It’s always interesting to see how the language surrounding disability evolves over time. In the DSM-IV, for example, “mental retardation” is the accepted term for what is now called intellectual developmental disorder in DSM-5 and intellectual disability by most professionals and the general public. I had to modify a blog post from 2007 when I republished it here, because it had “mental retardation” in it. This term is totally out of use now.
With regards to visual and hearing impairmetns, there are even more varied terms. “Blindness” and “deafness” are the most common, but “hard of hearing”, “hearing impairment”, “visual impairment”, “low vision”, “partially sighted”, etc. are also used. With regards to people who have both a vision and hearing impairment, the question is asked by Wittich et al. (2013) what term should be used for research purposes: deafblindess, dual sensory impairment, or somethign else entirely? The authors reviewed the literature and surveyed a number of professinals and reseachers in the area of deafblindness/dual sensory impairment/whatever. They found that “deafblindness” was more commonly used in journals speciifcally catering towards the vision or hearing field, whereas “dual sensory impairment” was used in more general journals and in journals with a higher impact factor. Similarly, those people surveyed who considered themselves primarily involved with research, preferred “dual sensory impairment”, whereas rehabilitation professionals preferred “deafblindness”. The study authros themselves propose “combined vision and hearing impairment”.
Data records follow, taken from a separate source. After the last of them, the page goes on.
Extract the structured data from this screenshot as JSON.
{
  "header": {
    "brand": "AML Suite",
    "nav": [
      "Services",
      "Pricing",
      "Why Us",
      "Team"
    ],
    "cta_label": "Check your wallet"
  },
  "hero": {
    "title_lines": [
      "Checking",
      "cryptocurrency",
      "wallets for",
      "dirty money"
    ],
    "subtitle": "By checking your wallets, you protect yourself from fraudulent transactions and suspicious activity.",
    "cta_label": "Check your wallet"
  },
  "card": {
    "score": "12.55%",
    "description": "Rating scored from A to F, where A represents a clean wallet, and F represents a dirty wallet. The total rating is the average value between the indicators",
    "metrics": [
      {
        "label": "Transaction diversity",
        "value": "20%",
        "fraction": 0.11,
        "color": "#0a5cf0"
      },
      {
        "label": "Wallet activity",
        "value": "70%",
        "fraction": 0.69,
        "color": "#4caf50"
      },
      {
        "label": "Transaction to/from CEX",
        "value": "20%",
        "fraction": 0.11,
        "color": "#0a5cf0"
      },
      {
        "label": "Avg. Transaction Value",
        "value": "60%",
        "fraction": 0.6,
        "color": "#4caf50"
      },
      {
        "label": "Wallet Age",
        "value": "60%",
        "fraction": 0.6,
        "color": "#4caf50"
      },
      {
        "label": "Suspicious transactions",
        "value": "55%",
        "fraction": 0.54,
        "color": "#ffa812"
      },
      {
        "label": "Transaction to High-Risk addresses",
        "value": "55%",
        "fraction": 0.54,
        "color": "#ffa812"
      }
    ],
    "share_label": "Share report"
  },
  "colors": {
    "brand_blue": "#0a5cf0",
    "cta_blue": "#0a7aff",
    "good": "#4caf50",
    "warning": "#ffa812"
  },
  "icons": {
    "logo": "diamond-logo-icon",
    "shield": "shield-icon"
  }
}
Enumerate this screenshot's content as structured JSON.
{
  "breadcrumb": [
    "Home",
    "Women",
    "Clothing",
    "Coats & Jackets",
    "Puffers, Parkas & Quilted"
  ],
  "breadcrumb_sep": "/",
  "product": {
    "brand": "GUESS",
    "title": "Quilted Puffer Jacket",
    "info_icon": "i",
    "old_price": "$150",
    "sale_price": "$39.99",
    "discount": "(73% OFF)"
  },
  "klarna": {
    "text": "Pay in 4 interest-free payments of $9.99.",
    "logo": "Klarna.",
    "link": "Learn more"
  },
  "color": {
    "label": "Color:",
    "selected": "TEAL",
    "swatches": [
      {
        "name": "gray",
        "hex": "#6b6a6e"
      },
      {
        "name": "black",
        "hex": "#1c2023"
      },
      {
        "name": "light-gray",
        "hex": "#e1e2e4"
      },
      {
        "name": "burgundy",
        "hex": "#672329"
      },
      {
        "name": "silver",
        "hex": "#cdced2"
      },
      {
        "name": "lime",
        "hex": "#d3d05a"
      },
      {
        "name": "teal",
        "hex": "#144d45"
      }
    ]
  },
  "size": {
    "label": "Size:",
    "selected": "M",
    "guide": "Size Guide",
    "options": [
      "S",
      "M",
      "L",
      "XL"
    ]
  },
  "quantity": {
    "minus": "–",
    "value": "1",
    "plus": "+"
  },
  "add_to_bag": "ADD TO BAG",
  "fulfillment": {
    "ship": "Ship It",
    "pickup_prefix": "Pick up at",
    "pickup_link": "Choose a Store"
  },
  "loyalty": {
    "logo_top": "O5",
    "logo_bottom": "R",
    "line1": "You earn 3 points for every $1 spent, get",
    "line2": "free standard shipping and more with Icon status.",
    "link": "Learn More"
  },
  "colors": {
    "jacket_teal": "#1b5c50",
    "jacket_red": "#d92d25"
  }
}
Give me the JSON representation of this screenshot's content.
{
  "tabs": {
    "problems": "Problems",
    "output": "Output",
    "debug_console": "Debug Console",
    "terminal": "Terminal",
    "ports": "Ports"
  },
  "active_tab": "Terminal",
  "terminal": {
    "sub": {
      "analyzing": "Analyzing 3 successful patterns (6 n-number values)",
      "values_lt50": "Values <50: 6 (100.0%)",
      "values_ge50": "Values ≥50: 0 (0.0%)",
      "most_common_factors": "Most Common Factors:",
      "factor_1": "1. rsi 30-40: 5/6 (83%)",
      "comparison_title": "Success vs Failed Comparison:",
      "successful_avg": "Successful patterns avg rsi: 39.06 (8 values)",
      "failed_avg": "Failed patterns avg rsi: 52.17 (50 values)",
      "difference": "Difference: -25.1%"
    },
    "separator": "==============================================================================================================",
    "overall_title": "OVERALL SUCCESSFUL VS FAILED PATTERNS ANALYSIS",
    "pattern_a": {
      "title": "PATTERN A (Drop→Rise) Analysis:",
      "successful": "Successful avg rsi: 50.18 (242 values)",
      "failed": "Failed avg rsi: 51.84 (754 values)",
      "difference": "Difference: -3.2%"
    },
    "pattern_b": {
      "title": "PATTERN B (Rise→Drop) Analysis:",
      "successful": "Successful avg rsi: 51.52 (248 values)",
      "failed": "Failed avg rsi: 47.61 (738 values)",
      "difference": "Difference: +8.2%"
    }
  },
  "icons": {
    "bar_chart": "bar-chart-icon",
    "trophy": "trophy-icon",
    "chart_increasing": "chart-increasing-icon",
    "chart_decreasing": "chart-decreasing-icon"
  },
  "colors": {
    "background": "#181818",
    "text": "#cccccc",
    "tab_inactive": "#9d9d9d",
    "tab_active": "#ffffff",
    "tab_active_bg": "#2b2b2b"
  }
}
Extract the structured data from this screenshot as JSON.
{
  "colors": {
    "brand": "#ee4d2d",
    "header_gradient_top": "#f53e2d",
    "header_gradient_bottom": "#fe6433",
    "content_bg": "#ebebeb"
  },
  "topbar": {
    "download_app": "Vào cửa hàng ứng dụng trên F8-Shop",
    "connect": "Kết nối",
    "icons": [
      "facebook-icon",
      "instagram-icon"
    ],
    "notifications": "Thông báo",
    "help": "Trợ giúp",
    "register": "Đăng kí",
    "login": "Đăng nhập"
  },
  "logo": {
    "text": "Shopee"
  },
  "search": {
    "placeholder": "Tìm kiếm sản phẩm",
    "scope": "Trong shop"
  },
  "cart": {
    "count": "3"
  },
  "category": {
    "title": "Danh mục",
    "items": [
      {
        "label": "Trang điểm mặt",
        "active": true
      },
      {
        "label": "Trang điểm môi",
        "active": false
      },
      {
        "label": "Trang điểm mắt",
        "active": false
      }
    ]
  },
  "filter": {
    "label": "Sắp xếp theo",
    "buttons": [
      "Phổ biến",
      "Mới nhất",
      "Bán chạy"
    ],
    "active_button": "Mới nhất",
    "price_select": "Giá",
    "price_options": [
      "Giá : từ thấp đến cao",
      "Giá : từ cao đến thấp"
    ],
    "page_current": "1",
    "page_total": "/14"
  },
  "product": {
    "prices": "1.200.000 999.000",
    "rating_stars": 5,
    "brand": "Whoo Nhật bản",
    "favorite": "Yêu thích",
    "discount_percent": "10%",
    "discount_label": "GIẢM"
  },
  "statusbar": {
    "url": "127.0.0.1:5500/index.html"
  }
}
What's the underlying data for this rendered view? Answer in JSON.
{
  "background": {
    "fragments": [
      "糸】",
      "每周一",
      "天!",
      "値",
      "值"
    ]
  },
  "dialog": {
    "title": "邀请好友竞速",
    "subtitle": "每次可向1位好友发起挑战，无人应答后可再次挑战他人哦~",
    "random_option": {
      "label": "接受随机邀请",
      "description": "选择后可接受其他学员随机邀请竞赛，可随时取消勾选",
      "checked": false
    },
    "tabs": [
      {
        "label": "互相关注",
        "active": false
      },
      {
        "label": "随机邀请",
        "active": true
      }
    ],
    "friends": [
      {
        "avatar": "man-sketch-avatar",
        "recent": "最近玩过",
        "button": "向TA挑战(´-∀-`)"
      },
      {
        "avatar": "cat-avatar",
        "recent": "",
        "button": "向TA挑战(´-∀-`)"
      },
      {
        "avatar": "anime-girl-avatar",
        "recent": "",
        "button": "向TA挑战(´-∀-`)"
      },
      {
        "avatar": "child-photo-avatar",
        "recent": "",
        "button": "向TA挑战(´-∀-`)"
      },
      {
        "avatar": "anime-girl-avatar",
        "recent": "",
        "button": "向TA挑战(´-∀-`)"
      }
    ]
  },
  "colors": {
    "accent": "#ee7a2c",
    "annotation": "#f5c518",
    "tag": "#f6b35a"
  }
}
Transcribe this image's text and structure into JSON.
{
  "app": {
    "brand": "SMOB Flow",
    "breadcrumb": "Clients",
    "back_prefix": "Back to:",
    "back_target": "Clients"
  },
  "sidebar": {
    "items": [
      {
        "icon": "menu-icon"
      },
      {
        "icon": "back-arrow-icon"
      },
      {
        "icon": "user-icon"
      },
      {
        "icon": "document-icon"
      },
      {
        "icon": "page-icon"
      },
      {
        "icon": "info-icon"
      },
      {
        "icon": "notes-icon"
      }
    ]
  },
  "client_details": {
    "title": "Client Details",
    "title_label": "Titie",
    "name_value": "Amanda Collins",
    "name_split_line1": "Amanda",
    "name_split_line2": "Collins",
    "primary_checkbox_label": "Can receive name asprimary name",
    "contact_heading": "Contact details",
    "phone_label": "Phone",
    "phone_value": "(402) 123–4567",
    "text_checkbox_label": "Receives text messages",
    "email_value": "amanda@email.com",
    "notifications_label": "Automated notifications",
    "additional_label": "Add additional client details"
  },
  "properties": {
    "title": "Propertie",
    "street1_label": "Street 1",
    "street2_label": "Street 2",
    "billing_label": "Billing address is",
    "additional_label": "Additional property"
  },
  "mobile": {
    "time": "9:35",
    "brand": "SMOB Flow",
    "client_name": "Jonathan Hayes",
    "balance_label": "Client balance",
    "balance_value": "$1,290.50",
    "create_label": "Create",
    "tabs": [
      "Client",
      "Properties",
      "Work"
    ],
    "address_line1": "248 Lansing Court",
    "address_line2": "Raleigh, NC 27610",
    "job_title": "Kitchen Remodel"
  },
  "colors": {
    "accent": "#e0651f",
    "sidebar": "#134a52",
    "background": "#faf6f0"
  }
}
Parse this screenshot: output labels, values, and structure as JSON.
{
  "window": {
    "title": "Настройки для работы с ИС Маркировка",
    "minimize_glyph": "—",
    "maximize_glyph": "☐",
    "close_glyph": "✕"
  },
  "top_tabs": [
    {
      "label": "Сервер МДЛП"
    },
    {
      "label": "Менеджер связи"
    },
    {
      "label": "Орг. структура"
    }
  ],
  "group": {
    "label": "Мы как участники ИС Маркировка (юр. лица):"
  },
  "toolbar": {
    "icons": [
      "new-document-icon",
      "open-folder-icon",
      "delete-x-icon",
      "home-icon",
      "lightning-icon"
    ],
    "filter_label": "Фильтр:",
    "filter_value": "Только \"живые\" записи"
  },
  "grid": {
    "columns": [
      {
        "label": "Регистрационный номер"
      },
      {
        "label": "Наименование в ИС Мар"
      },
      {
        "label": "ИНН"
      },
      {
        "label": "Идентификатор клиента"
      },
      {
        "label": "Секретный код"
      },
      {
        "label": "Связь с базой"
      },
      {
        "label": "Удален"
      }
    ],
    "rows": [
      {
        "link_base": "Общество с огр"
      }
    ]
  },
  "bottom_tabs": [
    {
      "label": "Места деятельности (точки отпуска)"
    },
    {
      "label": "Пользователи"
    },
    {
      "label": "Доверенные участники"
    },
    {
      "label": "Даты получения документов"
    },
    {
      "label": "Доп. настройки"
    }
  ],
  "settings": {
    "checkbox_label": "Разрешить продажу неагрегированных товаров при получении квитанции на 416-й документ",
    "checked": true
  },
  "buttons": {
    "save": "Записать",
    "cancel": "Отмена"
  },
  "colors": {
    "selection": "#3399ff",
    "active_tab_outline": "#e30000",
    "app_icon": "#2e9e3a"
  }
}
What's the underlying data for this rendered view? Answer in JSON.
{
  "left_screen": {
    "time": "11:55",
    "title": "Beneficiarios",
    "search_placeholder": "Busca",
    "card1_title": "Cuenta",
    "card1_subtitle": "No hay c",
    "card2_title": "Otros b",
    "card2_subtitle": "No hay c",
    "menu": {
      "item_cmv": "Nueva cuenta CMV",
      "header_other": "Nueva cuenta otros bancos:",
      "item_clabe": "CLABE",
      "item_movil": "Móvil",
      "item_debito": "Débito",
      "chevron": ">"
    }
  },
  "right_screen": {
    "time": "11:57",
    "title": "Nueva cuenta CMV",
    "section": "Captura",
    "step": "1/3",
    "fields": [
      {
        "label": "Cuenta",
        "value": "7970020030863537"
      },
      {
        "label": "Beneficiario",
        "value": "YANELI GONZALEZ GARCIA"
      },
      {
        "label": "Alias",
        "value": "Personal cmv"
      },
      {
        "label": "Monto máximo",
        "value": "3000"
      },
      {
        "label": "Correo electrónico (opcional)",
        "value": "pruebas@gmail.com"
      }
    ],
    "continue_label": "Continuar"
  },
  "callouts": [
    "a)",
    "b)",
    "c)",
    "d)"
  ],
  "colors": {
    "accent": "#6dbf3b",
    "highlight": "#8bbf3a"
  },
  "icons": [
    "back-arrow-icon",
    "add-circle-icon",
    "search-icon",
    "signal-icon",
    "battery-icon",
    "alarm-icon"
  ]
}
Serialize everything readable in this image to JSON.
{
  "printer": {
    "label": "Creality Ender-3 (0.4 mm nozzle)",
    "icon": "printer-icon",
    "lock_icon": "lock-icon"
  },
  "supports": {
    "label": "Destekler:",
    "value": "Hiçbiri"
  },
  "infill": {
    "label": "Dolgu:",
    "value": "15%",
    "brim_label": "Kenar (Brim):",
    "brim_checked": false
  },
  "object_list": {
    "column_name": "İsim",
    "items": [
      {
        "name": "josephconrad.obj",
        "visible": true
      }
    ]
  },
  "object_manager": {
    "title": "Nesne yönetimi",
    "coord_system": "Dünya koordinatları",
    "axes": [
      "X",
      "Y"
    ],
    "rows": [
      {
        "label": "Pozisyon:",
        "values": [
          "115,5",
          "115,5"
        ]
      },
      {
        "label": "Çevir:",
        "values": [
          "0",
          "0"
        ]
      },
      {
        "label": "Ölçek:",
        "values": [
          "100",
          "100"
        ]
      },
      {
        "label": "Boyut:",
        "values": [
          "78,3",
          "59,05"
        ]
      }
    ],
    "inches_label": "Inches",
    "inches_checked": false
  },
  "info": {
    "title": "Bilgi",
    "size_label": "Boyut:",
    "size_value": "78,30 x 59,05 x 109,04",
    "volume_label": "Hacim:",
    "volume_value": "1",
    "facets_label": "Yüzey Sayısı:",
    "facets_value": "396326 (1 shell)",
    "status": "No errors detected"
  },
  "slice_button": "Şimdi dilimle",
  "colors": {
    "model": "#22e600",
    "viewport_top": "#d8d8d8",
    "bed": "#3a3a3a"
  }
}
Wittich et al. do not discuss the cultural implications of each term, which were actually what motivated the DSM-5 committee to change the term for intellecutal disability more than did science. Wittich et al. also didn’t survey people with a combined vision and hearing impairment themselves.
Just my thought, but I find “dual sensory impairment” particularly confusing. I also find “combined vision and hearing impairment” really unnecessarily lengthy unless it serves a particular purpose, such as clarifying that hte individual has some vision and/or hearing. It also wouldn’t surprise me if people with acquired vision and hearing loss would prefer “dual sensory impairment” or “combined vision and hearing loss”. After all, people with an acquired disability, in my expeirnece, insist more on “person first” language, whereas those born with their disability prefer to see it as an inherent part of their identity and use language accordingly. I’ll be curious to know how the terminology in this area evolves over the next so many years.
Wittich W, Southall K, Sikora L, Watanabe DH & Gagné JP (2013), What’s in a Name: Dual Sensory Impairment or Deafblindness? British Journal of Visual Impairment, 31(3):198-207. DOI: 10.1177/0264619613490519.